The debate on Scotland’s future often feels a bit one-sided. I mean beyond the political parties.
There are all sorts of pro-independence groups; Women for Independence, the Scottish Independence Convention, the Radical Independence Campaign and many more.
Then there are the independence marches, with thousands of supporters taking to the street in high volume and visibility, but there is no-one marching for the Union.
Outside of internal party political debates (mainly in the Labour leadership) there is very little debate and discussion from the pro-UK side. So when These Islands announced its conference in Newcastle over the weekend I thought it was a great opportunity to find out a bit about what the Unionist side was thinking.
There was some debate on Twitter about whether I should be going to such a conference and whether STV should be giving it the oxygen of publicity. Tweeters asked if I was forced to go by evil unionist bosses? No. I went because the debate on Scotland’s future is not one-sided.
Dr Gerry Hassan was there as a panel member. I asked him if this was something pro-independence supporters should pay attention to. He said he was a bit nervous about appearing because it was outside his natural territory. “What this conference is acknowledging is that the Union is constantly changing and evolving. IF the UK became more democratic it would pose huge questions for the independence movement.”
But the 300-strong audience weren’t there to hear from the likes of him. They were there to hear some of the biggest names on their own side. The conference line-up reads like a “Who’s Who” of unionism. Opening with former Labour prime minister Gordon Brown and closing with former Conservative deputy prime minister Sir David Lidington. In between there were the likes of Fiona Hill, who was Theresa May’s adviser in Downing Street and seldom speaks in public, Eddie Barnes who recently quit as Ruth Davidson’s media adviser, Manchester mayor Andy Burnham and many other Conservative, Labour and Lib-Dem politicians past and present, academics and campaigners.
About 300 people turned up at Newcastle’s Discovery Museum. The make-up of the audience was widely commented on as predominantly male, getting on a bit and “ultra-unionist”.
Another question posed on Twitter was: “Why were they meeting in Newcastle? That’s not even in Scotland!” In his opening remarks conference organiser Kevin Hague said he “wanted to hear more English accents in the debate”. He went on to explain that he wanted to introduce the English regions to the constitutional debate on the future of the UK. He says it’s not just about Scottish independence.

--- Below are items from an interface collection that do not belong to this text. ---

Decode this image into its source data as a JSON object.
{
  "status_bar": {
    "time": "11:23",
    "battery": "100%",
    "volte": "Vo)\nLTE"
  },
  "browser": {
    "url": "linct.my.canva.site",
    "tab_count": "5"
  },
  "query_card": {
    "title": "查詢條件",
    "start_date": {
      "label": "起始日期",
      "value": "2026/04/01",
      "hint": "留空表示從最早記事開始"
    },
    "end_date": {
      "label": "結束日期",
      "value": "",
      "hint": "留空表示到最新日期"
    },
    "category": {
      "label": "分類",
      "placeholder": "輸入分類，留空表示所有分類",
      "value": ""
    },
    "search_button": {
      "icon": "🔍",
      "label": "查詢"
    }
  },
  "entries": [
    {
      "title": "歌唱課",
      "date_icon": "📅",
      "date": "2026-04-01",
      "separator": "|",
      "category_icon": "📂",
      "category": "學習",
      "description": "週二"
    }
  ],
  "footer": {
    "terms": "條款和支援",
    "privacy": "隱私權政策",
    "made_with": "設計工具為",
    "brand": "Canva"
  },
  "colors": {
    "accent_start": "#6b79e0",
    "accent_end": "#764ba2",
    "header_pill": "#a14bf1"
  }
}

That was the line Gordon Brown pursued. He proposed councils for the North, North-West and Midlands of England, giving more devolution to those areas, then bringing all the nations and regions of the UK together in a Senate. That is the latest draft of his federal ideal. He described five nationalisms within the UK – Brexit, Scottish, Welsh, Ulster and English.
Nationalism, he warned, was about us and them becoming us versus them. He said Scotland was one of the most divided countries in the world with the choice becoming more extreme all the time between no change at all and a harder version of independence than was on offer in 2014.
Then came Andy Burnham, who also argued for federalism and suggested an English regional form of the Barnett Formula. Scottish Lib Dem Leader Willie Rennie later argued for federalism too, saying “we’ve got sufficient powers in the Holyrood parliament already”. Federalism is not something the Tories like the idea of. Henry Hill of ConservativeHome told me “it’s the same politicians applying the same idea that hasn’t been working from a Unionist perspective for 20 years”.
The big elephant in the room seemed to be the prospect of a second independence referendum. I asked Gordon Brown about it in an interview after his speech. He didn’t like it – by that I mean the idea of me asking him about it. He was quite dismissive of it, saying there was no case for it. He had said earlier, in his speech, that he had supported a third option of more powers being put on the ballot paper in 2014. He felt that could have won about 80% of the vote. I asked him about it during the interview, pointing out I didn’t remember him saying anything about it at the time, unlike the STUC. He said it was a point he had made in private within the Labour party.
One astute conference-goer told me he was “petrified” of another independence referendum, but feared an SNP win at next year’s Holyrood election would make it inevitable. Conference organiser Kevin Hague agreed, so it might be a bigger part of the discussion if These Islands get together again.
Closing the conference on Friday, Professor Katy Shaw of Northumbria University updated the whole question: “If the UK was on Tinder would Scotland swipe right or left?”
You can see my report on Scotland Tonight at 10.40 pm on STV, or on the STV Player afterwards.